CCS has a bit of an image problem, part of which is due to it being very hard to visualise – no-one but a geologist can easily imagine what a CO₂ store over a kilometre below the seabed might look like, so mental images can range from giant caverns in the rock to CO₂ gas bubbling just below the sand. So often when I’m talking about CCS – to politicians, civil servants, NGOs etc – I start with a brief explainer of how it works. And what better way to explain something than with a tasty treat?
One of my favourite parts of my job is using chocolate to demonstrate how CO₂ storage works. Very few people don’t welcome a bit of chocolate, and I’m no psychologist, but I imagine it must cause a positive correlation in the brain: chocolate is good, therefore CCS must be good too. Plus taking part in the demo looks a little bit silly, but not too silly, which is always good for a twitter photo op.

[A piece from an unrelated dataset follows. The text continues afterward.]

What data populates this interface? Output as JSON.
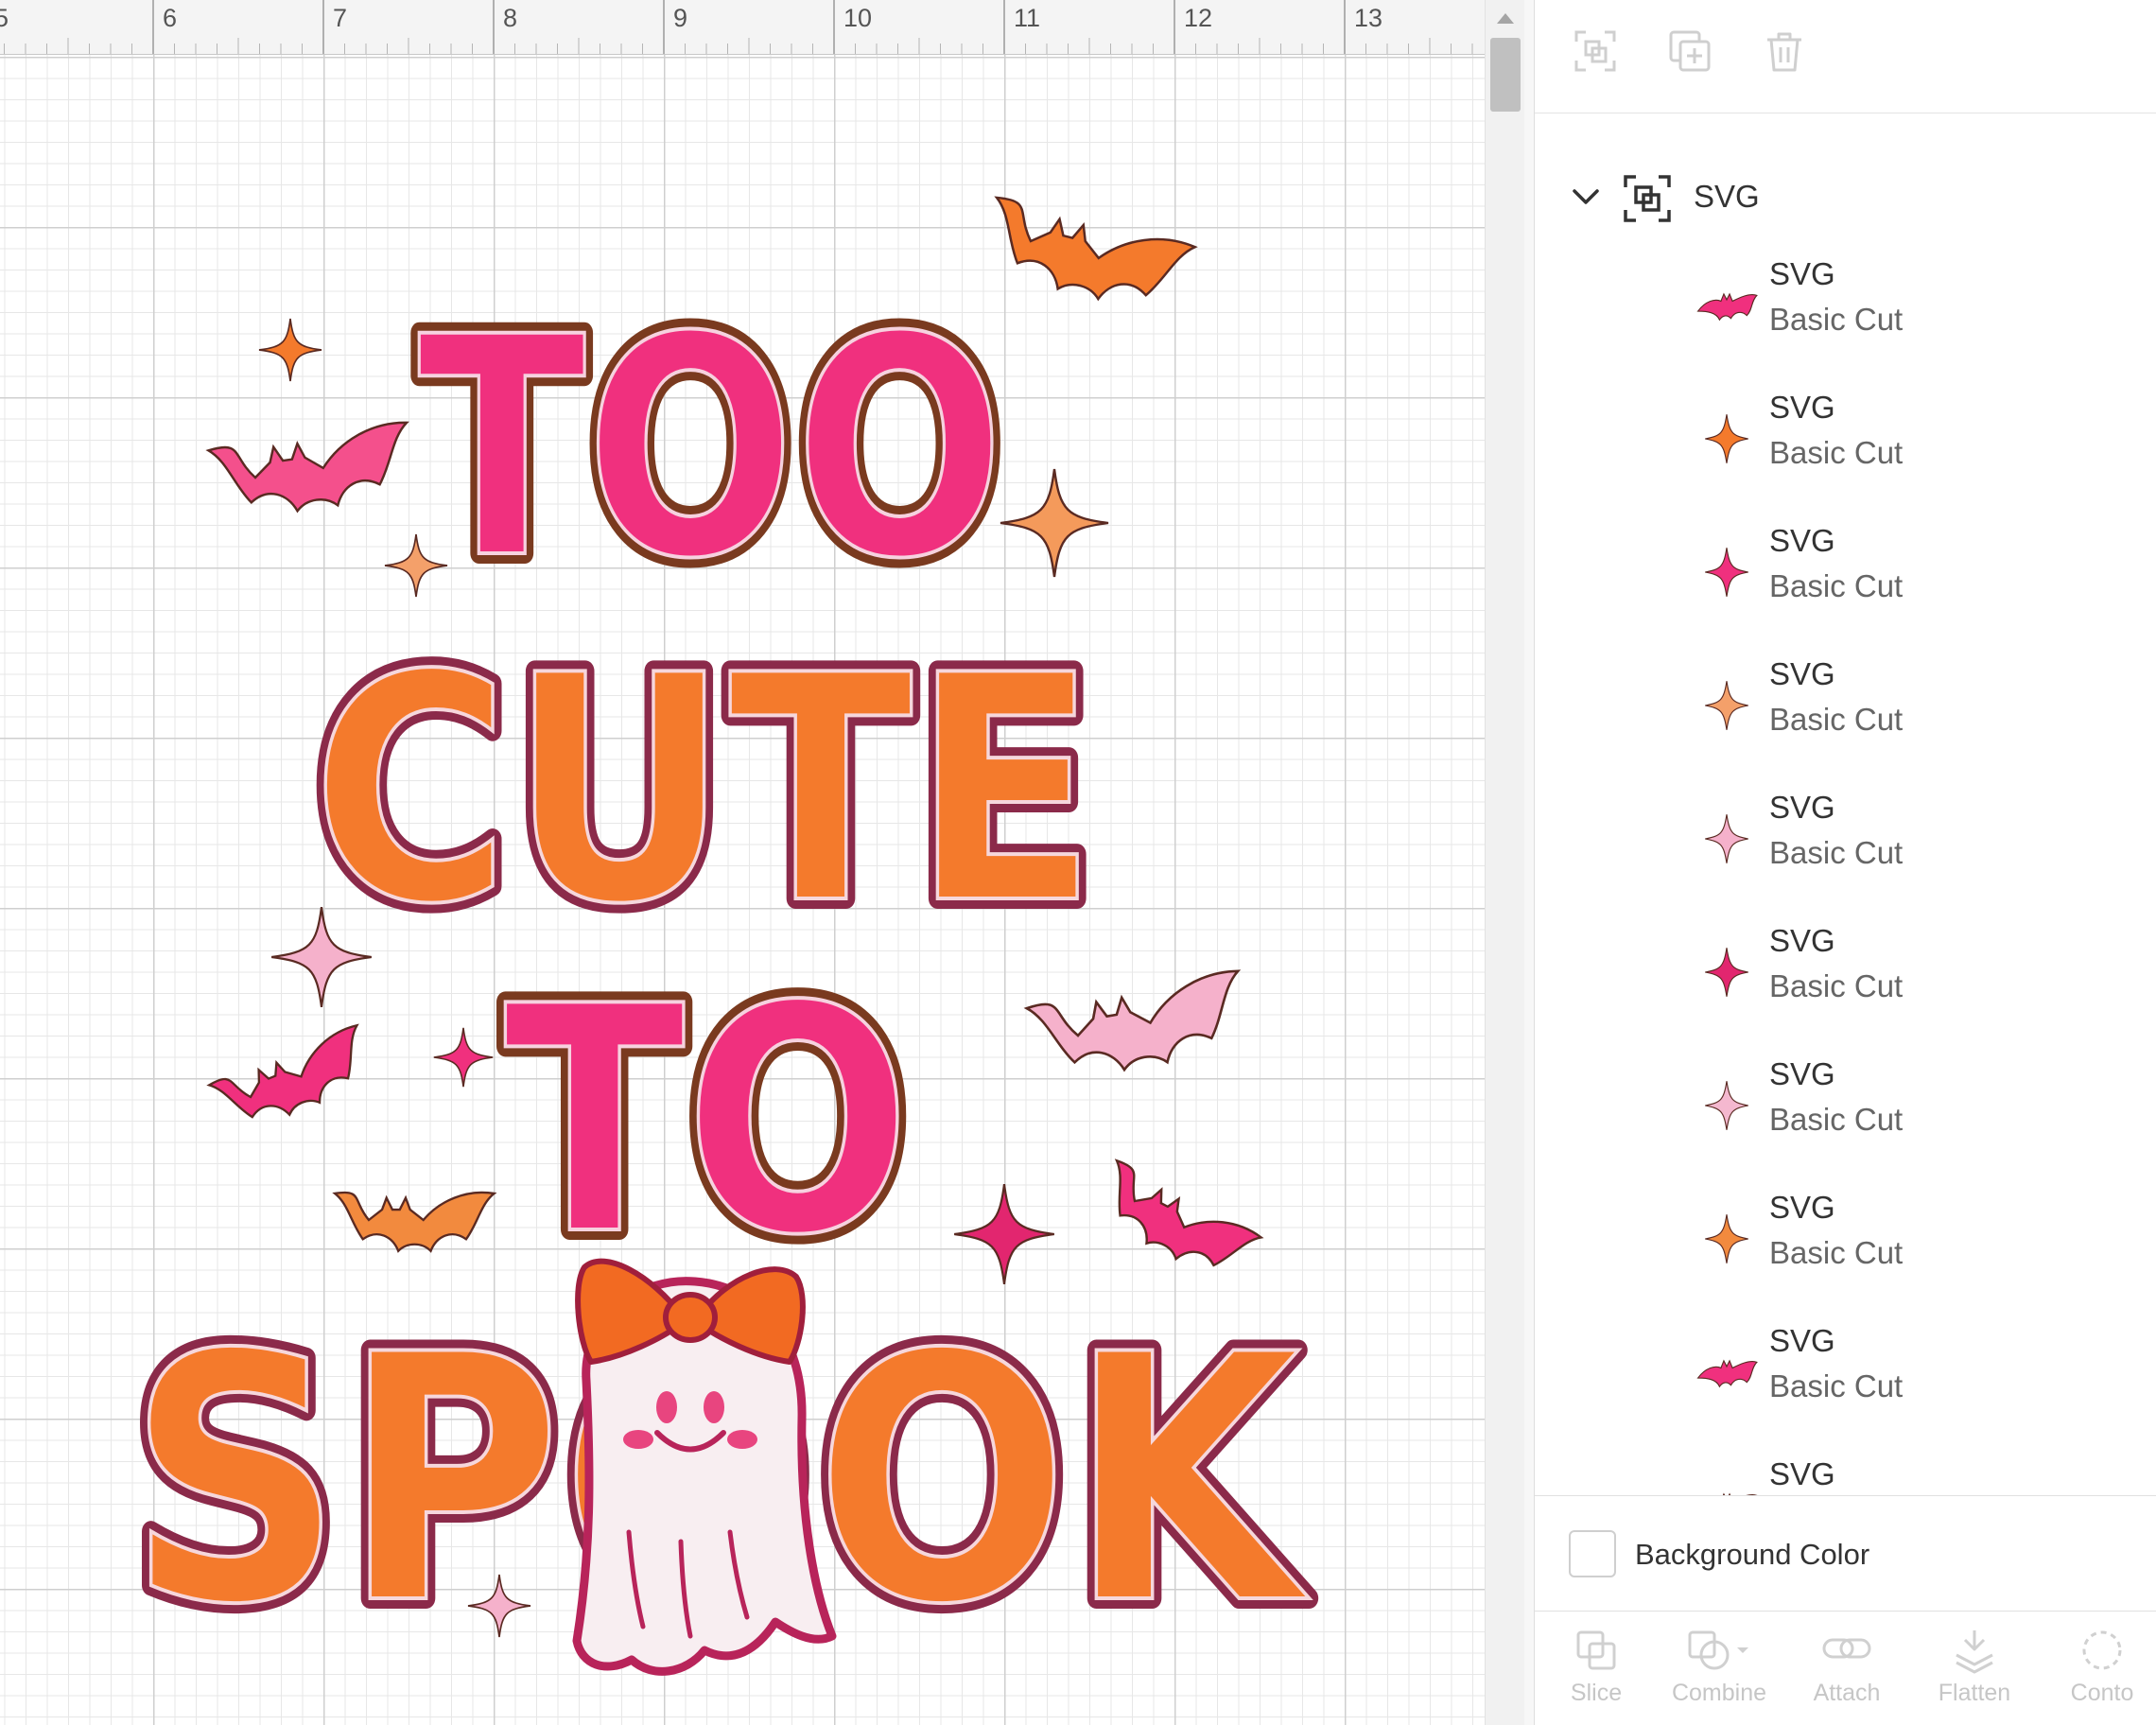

In summary, a Penguin bar has layers of biscuit that are porous and permeable – like the sandstone rocks used for subsurface CO₂ storage – and layers of chocolate and fondant that are neither porous nor permeable – like the cap rock in a CO₂ store. Using the Penguin like a straw, it’s possible to suck milk through the biscuit, mimicking the movement of CO₂ through rock.
The demo was originally thought up by CO2CRC, but I’ve added my own caffeine-addict twist – cold brew coffee, instead of milk. This was after a bit of trial and error – hot coffee means the ‘cap rock’ melts, undermining messages about its ability to keep the CO₂ securely in place.

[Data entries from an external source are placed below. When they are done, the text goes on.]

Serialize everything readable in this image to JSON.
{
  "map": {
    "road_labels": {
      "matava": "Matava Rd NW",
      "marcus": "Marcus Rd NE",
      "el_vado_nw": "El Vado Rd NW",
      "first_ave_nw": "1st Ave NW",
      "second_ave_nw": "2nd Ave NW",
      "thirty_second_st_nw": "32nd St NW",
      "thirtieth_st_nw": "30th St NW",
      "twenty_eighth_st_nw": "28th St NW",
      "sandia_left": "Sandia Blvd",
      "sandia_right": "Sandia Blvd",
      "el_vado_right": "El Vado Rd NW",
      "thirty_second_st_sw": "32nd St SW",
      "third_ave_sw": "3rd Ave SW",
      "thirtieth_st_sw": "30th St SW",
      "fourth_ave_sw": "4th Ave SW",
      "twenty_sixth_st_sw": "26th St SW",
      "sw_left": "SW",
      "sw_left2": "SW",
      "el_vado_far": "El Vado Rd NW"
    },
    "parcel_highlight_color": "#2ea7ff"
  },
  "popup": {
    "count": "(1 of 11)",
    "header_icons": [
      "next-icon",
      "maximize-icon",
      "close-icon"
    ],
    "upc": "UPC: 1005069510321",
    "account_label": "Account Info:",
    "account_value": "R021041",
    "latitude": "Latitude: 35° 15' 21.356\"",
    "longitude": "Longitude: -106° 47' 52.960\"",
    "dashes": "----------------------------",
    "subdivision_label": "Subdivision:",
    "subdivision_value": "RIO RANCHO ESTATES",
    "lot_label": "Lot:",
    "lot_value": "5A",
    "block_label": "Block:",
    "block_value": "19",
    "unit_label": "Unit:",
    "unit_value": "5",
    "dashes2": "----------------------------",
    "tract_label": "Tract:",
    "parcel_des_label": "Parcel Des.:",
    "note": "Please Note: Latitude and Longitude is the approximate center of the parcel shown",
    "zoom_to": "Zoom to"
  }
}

The full version of the demo includes a Wispa (porous but not permeable) and a Dairy Milk (not porous, impermeable), but three chocolate bars in one meeting seems a bit extravagant, so I tend to just describe those.
However, I have found one item that covers all these bases: the Wispa Biscuit, which has a layer of Wispa, a layer of biscuit and a solid chocolate coating. The only drawback is that it is circular and about the same diameter as a mug, so even harder to use as a straw than a Penguin (memo to the makers of Penguin: please can you make a double-length bar? It would make my job so much easier if it could reach the bottom of a cup).
A minimal amount of research for this post (flicking through the 2005 book A Nice Cup of Tea and a Sit Down) reveals that Penguin biscuits originated in Glasgow in 1932, which is a nice extra bit of Scottish trivia.
Sadly, the Covid-19 pandemic has put paid to in-person meetings, so I’m left with a quandary: what is the etiquette around asking people I’m meeting to supply their own biscuit? Do I need to post out chocolate biscuits far enough in advance that they can be quarantined before opening? Or do I - worst case scenario - have to stop doing the Penguin demo altogether?
Cake is another option for demonstrating how CO₂ storage works – this trial run in 2019 was meant to prepare us for our 15th birthday cake this year, but unfortunately Covid-19 put paid to that, too.